Component data from apps and pages
┏━━

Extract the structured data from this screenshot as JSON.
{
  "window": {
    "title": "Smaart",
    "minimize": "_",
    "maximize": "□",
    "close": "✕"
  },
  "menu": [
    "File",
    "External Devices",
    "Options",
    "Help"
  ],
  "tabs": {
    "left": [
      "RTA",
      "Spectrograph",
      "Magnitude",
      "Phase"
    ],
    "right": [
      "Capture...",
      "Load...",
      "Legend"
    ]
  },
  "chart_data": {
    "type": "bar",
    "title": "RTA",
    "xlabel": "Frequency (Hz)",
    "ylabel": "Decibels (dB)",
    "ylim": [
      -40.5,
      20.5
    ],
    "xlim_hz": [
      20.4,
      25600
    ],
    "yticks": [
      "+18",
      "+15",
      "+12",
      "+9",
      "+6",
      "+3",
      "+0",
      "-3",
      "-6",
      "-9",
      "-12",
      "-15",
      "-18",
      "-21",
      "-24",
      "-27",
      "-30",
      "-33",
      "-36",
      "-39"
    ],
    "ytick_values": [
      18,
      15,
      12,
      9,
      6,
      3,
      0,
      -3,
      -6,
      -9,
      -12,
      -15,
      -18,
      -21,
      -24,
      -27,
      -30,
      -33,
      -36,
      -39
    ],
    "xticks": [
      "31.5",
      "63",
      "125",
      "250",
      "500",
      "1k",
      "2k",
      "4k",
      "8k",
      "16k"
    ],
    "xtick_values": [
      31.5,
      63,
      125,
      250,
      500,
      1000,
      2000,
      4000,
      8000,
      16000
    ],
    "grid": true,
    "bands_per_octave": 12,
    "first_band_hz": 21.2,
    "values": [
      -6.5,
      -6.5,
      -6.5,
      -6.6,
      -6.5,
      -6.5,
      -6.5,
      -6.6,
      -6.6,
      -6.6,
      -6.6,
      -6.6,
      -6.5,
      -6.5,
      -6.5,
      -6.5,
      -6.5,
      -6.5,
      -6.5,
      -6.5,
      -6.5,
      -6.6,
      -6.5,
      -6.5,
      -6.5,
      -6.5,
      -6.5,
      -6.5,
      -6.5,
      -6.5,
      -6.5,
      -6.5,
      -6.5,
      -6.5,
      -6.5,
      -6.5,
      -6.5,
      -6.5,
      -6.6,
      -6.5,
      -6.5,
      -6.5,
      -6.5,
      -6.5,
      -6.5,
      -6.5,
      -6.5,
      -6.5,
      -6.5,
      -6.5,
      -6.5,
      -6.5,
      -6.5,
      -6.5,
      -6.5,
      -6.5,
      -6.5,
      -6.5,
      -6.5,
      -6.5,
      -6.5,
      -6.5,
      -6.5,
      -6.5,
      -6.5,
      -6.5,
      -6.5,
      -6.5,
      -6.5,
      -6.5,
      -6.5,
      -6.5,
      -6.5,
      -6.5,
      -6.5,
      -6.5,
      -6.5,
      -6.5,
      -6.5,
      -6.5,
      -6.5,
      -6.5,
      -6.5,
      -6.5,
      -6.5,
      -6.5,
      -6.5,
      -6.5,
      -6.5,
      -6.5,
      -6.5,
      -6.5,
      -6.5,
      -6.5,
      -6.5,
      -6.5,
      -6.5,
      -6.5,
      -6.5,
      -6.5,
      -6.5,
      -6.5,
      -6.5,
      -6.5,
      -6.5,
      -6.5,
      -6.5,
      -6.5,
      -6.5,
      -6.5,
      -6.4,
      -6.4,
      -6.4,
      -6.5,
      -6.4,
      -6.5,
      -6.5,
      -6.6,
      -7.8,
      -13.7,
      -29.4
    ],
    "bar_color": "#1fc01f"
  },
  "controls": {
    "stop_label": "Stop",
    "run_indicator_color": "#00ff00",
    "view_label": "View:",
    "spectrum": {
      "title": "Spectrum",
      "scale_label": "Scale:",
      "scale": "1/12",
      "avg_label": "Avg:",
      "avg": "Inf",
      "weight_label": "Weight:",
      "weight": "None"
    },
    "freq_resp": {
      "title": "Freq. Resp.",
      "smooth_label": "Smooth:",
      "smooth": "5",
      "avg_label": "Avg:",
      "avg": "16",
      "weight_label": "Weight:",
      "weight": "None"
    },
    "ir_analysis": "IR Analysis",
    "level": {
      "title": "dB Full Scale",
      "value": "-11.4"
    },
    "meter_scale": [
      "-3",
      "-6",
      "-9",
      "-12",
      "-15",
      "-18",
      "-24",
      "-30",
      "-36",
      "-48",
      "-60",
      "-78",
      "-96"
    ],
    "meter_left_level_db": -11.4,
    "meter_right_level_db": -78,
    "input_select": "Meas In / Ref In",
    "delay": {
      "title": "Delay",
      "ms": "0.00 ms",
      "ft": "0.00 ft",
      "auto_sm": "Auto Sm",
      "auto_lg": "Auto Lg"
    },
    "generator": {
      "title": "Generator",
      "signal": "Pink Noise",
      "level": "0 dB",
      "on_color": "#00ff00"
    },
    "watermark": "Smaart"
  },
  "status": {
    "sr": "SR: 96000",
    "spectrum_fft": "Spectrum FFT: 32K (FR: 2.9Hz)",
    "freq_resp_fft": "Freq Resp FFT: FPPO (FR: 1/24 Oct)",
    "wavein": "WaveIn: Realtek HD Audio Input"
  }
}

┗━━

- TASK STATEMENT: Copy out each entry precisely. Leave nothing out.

- RESPONSE AREA:
Extract the structured data from this screenshot as JSON.
{
  "window": {
    "title": "Smaart",
    "minimize": "_",
    "maximize": "□",
    "close": "✕"
  },
  "menu": [
    "File",
    "External Devices",
    "Options",
    "Help"
  ],
  "tabs": {
    "left": [
      "RTA",
      "Spectrograph",
      "Magnitude",
      "Phase"
    ],
    "right": [
      "Capture...",
      "Load...",
      "Legend"
    ]
  },
  "chart_data": {
    "type": "bar",
    "title": "RTA",
    "xlabel": "Frequency (Hz)",
    "ylabel": "Decibels (dB)",
    "ylim": [
      -40.5,
      20.5
    ],
    "xlim_hz": [
      20.4,
      25600
    ],
    "yticks": [
      "+18",
      "+15",
      "+12",
      "+9",
      "+6",
      "+3",
      "+0",
      "-3",
      "-6",
      "-9",
      "-12",
      "-15",
      "-18",
      "-21",
      "-24",
      "-27",
      "-30",
      "-33",
      "-36",
      "-39"
    ],
    "ytick_values": [
      18,
      15,
      12,
      9,
      6,
      3,
      0,
      -3,
      -6,
      -9,
      -12,
      -15,
      -18,
      -21,
      -24,
      -27,
      -30,
      -33,
      -36,
      -39
    ],
    "xticks": [
      "31.5",
      "63",
      "125",
      "250",
      "500",
      "1k",
      "2k",
      "4k",
      "8k",
      "16k"
    ],
    "xtick_values": [
      31.5,
      63,
      125,
      250,
      500,
      1000,
      2000,
      4000,
      8000,
      16000
    ],
    "grid": true,
    "bands_per_octave": 12,
    "first_band_hz": 21.2,
    "values": [
      -6.5,
      -6.5,
      -6.5,
      -6.6,
      -6.5,
      -6.5,
      -6.5,
      -6.6,
      -6.6,
      -6.6,
      -6.6,
      -6.6,
      -6.5,
      -6.5,
      -6.5,
      -6.5,
      -6.5,
      -6.5,
      -6.5,
      -6.5,
      -6.5,
      -6.6,
      -6.5,
      -6.5,
      -6.5,
      -6.5,
      -6.5,
      -6.5,
      -6.5,
      -6.5,
      -6.5,
      -6.5,
      -6.5,
      -6.5,
      -6.5,
      -6.5,
      -6.5,
      -6.5,
      -6.6,
      -6.5,
      -6.5,
      -6.5,
      -6.5,
      -6.5,
      -6.5,
      -6.5,
      -6.5,
      -6.5,
      -6.5,
      -6.5,
      -6.5,
      -6.5,
      -6.5,
      -6.5,
      -6.5,
      -6.5,
      -6.5,
      -6.5,
      -6.5,
      -6.5,
      -6.5,
      -6.5,
      -6.5,
      -6.5,
      -6.5,
      -6.5,
      -6.5,
      -6.5,
      -6.5,
      -6.5,
      -6.5,
      -6.5,
      -6.5,
      -6.5,
      -6.5,
      -6.5,
      -6.5,
      -6.5,
      -6.5,
      -6.5,
      -6.5,
      -6.5,
      -6.5,
      -6.5,
      -6.5,
      -6.5,
      -6.5,
      -6.5,
      -6.5,
      -6.5,
      -6.5,
      -6.5,
      -6.5,
      -6.5,
      -6.5,
      -6.5,
      -6.5,
      -6.5,
      -6.5,
      -6.5,
      -6.5,
      -6.5,
      -6.5,
      -6.5,
      -6.5,
      -6.5,
      -6.5,
      -6.5,
      -6.5,
      -6.5,
      -6.4,
      -6.4,
      -6.4,
      -6.5,
      -6.4,
      -6.5,
      -6.5,
      -6.6,
      -7.8,
      -13.7,
      -29.4
    ],
    "bar_color": "#1fc01f"
  },
  "controls": {
    "stop_label": "Stop",
    "run_indicator_color": "#00ff00",
    "view_label": "View:",
    "spectrum": {
      "title": "Spectrum",
      "scale_label": "Scale:",
      "scale": "1/12",
      "avg_label": "Avg:",
      "avg": "Inf",
      "weight_label": "Weight:",
      "weight": "None"
    },
    "freq_resp": {
      "title": "Freq. Resp.",
      "smooth_label": "Smooth:",
      "smooth": "5",
      "avg_label": "Avg:",
      "avg": "16",
      "weight_label": "Weight:",
      "weight": "None"
    },
    "ir_analysis": "IR Analysis",
    "level": {
      "title": "dB Full Scale",
      "value": "-11.4"
    },
    "meter_scale": [
      "-3",
      "-6",
      "-9",
      "-12",
      "-15",
      "-18",
      "-24",
      "-30",
      "-36",
      "-48",
      "-60",
      "-78",
      "-96"
    ],
    "meter_left_level_db": -11.4,
    "meter_right_level_db": -78,
    "input_select": "Meas In / Ref In",
    "delay": {
      "title": "Delay",
      "ms": "0.00 ms",
      "ft": "0.00 ft",
      "auto_sm": "Auto Sm",
      "auto_lg": "Auto Lg"
    },
    "generator": {
      "title": "Generator",
      "signal": "Pink Noise",
      "level": "0 dB",
      "on_color": "#00ff00"
    },
    "watermark": "Smaart"
  },
  "status": {
    "sr": "SR: 96000",
    "spectrum_fft": "Spectrum FFT: 32K (FR: 2.9Hz)",
    "freq_resp_fft": "Freq Resp FFT: FPPO (FR: 1/24 Oct)",
    "wavein": "WaveIn: Realtek HD Audio Input"
  }
}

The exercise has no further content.